“We continue to refine Workday business processes where we have identified a need to do so,” says Dutton, “and enhanced user support and training is ongoing.” In fact, the ability to implement ongoing improvements and enhancements is one of the advantages of a cloud-based system like Workday. The R2R team has used the first eight months of real-time user experience to further develop the Workday experience in three main areas:
“We continue to monitor all Workday processes and are providing daily support and training to staff in Faculties and Units,” says Dutton. “With the Winter session behind us, the R2R team is undertaking an assessment of the hiring and onboarding processes for high volume hiring, such as TAs, Casuals and Course Lecturers, to determine what other improvements can be made before Fall 2021 to enhance the user experience at the local level.
New functionalities continue to be rolled out.
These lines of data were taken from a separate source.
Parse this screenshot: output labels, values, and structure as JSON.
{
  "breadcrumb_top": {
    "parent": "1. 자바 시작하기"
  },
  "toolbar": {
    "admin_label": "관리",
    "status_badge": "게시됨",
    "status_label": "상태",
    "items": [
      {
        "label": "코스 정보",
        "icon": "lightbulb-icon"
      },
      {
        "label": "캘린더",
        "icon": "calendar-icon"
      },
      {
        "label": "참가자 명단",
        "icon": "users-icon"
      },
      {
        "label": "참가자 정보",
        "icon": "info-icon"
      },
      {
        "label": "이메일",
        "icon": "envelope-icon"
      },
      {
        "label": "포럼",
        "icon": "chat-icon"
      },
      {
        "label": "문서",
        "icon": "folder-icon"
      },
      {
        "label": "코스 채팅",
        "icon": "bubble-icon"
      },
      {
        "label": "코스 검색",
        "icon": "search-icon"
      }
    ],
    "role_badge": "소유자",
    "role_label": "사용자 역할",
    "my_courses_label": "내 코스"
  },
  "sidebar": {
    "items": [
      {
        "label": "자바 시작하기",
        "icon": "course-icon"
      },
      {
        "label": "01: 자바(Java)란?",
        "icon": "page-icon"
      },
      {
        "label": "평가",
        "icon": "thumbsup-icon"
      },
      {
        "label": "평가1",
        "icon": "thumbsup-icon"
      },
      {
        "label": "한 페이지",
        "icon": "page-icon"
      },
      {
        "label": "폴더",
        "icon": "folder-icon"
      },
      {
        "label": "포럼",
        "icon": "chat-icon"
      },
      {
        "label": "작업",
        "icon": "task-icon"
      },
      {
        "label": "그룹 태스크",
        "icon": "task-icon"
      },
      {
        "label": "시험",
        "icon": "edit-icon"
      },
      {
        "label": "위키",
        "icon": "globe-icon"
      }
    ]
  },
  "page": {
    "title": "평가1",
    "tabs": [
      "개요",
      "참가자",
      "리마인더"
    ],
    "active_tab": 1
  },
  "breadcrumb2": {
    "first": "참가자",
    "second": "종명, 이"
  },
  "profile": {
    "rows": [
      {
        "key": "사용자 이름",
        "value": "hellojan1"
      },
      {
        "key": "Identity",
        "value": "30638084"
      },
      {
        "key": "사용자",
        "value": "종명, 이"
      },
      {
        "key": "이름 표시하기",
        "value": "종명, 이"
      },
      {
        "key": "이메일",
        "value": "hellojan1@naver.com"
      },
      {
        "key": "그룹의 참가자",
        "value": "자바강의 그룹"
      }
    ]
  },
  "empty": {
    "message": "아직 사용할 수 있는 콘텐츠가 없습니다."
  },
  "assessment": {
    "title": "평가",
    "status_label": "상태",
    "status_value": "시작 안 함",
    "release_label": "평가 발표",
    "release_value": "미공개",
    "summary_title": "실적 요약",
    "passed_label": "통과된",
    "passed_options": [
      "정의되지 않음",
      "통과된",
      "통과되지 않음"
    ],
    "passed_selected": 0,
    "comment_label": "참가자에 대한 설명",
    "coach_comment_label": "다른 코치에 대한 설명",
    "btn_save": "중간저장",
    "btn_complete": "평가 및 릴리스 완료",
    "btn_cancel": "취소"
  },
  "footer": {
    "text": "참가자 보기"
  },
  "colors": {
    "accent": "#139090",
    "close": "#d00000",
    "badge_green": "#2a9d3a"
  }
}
The advanced compensation module for both academic and administrative staff was introduced in time for this year’s merit exercise, and hiring units now have the option of soliciting reference letters via Workday at the point of application. At the same time, the R2R team continues to work with IT and Financial Services to resolve lingering encumbrance issues and enhance reporting capacity through Workday, with the goal of making critical data available to local users.
The training team has been focused on providing reinforcement sessions that cover the end-to-end recruitment process. These sessions go into more detail on the topic, provide tips to avoid errors and opportunities for participants to ask questions. Reinforcement sessions on other topics are under development, while training for Faculty and Departmental academic leaders on the Tenure-Track recruitment process is underway and will continue through the Fall.
“The impact this transition has had on the McGill community is significant. We are grateful for the commitment that so many of our staff have demonstrated in learning Workday and sharing their feedback with us. We will continue to work with users to improve their understanding of Workday functions and to find solutions to their challenges,” says Dutton. “Workday is a state-of-the-art platform that’s designed to grow with the University. Even though we’re still in a period of learning and adapting to the new system, it’s exciting to have a system in place that will evolve alongside our community’s needs.”
Article courtesy of The McGill Reporter
Article courtesy of The McGill Reporter